Btw, does this post win award for longest blog post title or what?
What Went Wrong with My Pinterest Photos
Something funny started appearing when I was checking to see what people were pinning from The Chic Life.
My photos were being pinned, but the description was way off. A recipe for “Ina’s Salmon with Lentils” was displaying “IMG_2267.”
As it turns out, Pinterest was using my image “alt tag” to create the description:
This resulted in many of my photos having not very descriptive descriptions. Eep.
So, What’s an Alt Tag?
The alt tag is a piece of information related to a specific photo. Think of it as a brief description of your photo. It isn’t visible in your post, but you can see it if you click the “Edit” option on an image or switch to the “Text” version of your post in the WordPress Edit view:
Alt tags are used by sites that scan your blog (for example: Google) to help understand what your photos are, which helps it understand what your post/page/content is about.
They are also used for accessibility. For example, visitors who are blind or visually impaired may use a screen reader that will communicate the image to them by using the alt tag.
Alt Tag and SEO
According to Moz, the alt tag may impact your blog’s SEO (search engine optimization – what helps you turn up when people search for things on Google, etc.):
Using alt text on your images can make for a better user experience, but it may also help earn you both explicit and implicit SEO benefits. Along with implementing image title and file naming best practices, including alt text may also contribute to image SEO.
What to Put in Your Alt Tag
For helping create a good Pinterest description, site accessibility, and SEO reasons, you should be using your Alt tag.
Put a short description of the photo using real words that actually describe the photo.
Here’s what Google recommends for Alt tags:
Tip: I often put my blog post titles (or pieces of them) into the image alt tags in my post. This is because my title usually has my targeted key words (what I’m primarily trying to rank for in search engines. Having your key words in your title and image alt tags is good for SEO. I learned this thanks to Yoast, which is one of my must-use WordPress plugins. Curious? I’ll discuss this more tomorrow.
How to Populate the Alt Tag
There are 3 ways to populate the alt tag when editing a post in WordPress:
- Add a value when you upload an image to your post

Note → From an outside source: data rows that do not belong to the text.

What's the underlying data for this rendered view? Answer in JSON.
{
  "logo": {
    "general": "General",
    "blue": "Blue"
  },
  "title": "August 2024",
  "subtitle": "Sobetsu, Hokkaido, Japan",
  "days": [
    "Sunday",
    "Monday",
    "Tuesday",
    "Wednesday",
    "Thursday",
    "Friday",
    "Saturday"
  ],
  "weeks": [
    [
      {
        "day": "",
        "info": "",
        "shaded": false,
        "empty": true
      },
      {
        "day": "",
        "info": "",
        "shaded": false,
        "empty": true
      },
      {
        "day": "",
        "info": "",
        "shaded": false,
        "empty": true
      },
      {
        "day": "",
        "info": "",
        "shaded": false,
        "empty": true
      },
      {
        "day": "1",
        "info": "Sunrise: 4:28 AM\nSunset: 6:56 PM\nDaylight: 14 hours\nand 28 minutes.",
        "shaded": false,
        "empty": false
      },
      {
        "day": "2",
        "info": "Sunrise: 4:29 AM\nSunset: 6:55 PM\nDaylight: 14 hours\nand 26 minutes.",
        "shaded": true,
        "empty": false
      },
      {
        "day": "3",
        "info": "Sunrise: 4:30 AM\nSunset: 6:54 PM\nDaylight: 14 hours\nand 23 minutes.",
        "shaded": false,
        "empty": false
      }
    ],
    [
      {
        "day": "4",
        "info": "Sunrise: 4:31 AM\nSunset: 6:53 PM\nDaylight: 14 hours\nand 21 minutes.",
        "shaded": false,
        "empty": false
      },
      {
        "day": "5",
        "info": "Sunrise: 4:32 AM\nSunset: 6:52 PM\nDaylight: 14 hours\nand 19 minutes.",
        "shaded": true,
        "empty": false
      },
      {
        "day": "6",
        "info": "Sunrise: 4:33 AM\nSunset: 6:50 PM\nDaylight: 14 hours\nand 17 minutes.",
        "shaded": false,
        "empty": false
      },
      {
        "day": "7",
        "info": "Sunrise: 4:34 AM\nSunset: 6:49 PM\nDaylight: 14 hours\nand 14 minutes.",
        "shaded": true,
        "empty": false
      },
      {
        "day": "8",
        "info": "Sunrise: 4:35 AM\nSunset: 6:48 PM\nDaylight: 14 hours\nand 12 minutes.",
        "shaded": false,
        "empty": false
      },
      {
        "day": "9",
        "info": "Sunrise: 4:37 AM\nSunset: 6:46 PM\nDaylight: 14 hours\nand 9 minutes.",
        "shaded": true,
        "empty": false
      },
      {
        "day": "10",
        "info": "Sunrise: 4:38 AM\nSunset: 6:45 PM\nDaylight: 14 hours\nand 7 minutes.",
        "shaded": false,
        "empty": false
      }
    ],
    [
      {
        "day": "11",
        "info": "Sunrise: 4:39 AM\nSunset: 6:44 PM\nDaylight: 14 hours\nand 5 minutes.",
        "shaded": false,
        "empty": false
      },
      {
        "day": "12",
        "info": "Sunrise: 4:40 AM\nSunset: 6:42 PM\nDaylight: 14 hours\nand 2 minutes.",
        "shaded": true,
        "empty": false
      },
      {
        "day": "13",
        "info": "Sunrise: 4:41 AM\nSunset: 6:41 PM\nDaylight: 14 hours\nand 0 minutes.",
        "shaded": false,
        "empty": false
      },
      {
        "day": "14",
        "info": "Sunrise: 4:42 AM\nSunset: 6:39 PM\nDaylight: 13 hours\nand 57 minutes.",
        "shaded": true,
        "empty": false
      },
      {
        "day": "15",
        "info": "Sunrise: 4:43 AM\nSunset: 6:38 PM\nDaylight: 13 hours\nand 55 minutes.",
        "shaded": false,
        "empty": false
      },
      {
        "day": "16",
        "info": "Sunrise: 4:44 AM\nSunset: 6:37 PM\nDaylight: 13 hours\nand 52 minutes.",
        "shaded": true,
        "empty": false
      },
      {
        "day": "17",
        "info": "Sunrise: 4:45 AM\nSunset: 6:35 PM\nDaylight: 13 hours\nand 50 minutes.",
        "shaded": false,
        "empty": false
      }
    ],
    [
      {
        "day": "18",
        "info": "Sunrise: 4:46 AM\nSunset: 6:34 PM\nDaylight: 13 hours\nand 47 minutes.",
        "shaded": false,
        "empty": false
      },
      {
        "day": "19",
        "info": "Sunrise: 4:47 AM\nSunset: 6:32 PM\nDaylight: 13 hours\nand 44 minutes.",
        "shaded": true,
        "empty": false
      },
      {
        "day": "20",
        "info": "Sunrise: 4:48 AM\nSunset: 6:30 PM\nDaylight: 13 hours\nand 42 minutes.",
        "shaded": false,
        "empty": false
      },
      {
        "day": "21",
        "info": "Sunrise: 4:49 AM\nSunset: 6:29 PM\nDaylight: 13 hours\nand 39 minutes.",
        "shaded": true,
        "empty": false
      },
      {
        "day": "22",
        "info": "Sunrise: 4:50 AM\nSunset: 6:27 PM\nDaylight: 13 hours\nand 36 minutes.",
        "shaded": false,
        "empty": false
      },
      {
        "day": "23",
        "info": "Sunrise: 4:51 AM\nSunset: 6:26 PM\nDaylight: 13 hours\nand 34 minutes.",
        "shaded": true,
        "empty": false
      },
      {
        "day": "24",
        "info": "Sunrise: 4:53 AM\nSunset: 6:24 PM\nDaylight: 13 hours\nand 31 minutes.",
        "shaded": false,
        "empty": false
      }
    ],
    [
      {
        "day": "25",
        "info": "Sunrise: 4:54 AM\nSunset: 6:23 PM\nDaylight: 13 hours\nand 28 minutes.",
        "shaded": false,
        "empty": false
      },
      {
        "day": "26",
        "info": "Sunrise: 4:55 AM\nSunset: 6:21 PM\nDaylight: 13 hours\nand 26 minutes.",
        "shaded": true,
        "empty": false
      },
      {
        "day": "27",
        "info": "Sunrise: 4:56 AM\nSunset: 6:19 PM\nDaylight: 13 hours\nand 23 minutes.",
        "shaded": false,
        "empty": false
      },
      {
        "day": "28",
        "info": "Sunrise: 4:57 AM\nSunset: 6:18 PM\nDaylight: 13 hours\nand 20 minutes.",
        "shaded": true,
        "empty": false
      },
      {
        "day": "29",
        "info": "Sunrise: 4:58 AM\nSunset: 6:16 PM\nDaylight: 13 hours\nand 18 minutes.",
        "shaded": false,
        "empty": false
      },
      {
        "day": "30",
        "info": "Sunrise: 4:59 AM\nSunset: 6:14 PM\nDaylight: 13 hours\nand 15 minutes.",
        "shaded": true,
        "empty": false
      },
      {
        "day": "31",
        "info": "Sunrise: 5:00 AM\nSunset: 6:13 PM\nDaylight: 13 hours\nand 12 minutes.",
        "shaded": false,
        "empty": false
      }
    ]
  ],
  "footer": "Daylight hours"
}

- On a photo already in your post, hit the “Edit” option and fill in the “Alternative Text” value
- In the WordPress Text view – locate the img tag for the photo and fill in the alt tag manually
Need more help with this? Let me know, and I’ll write a more detailed post on this complete with screenshots.
Note: Some apps will automatically populate the alt tag. Make sure you review it and like what it says. You’re ultimately responsible for the quality of your photo alt tags.
You should always fill in the alt tag on your images.
What Else Should You Do in a Post?
Here are the 10 steps I follow to write a blog post, with tips on what I make sure is completed for each post.
Previous day of the Top 5 Blogging Mistakes Series: How I Lost Hundreds of Thousands of My Community | Top 5 Blogging Mistakes Day 2 of 5
Thanks so much for reading. Hope you enjoyed this post and it’s helping you avoid some of the mistakes I’ve already had to endure.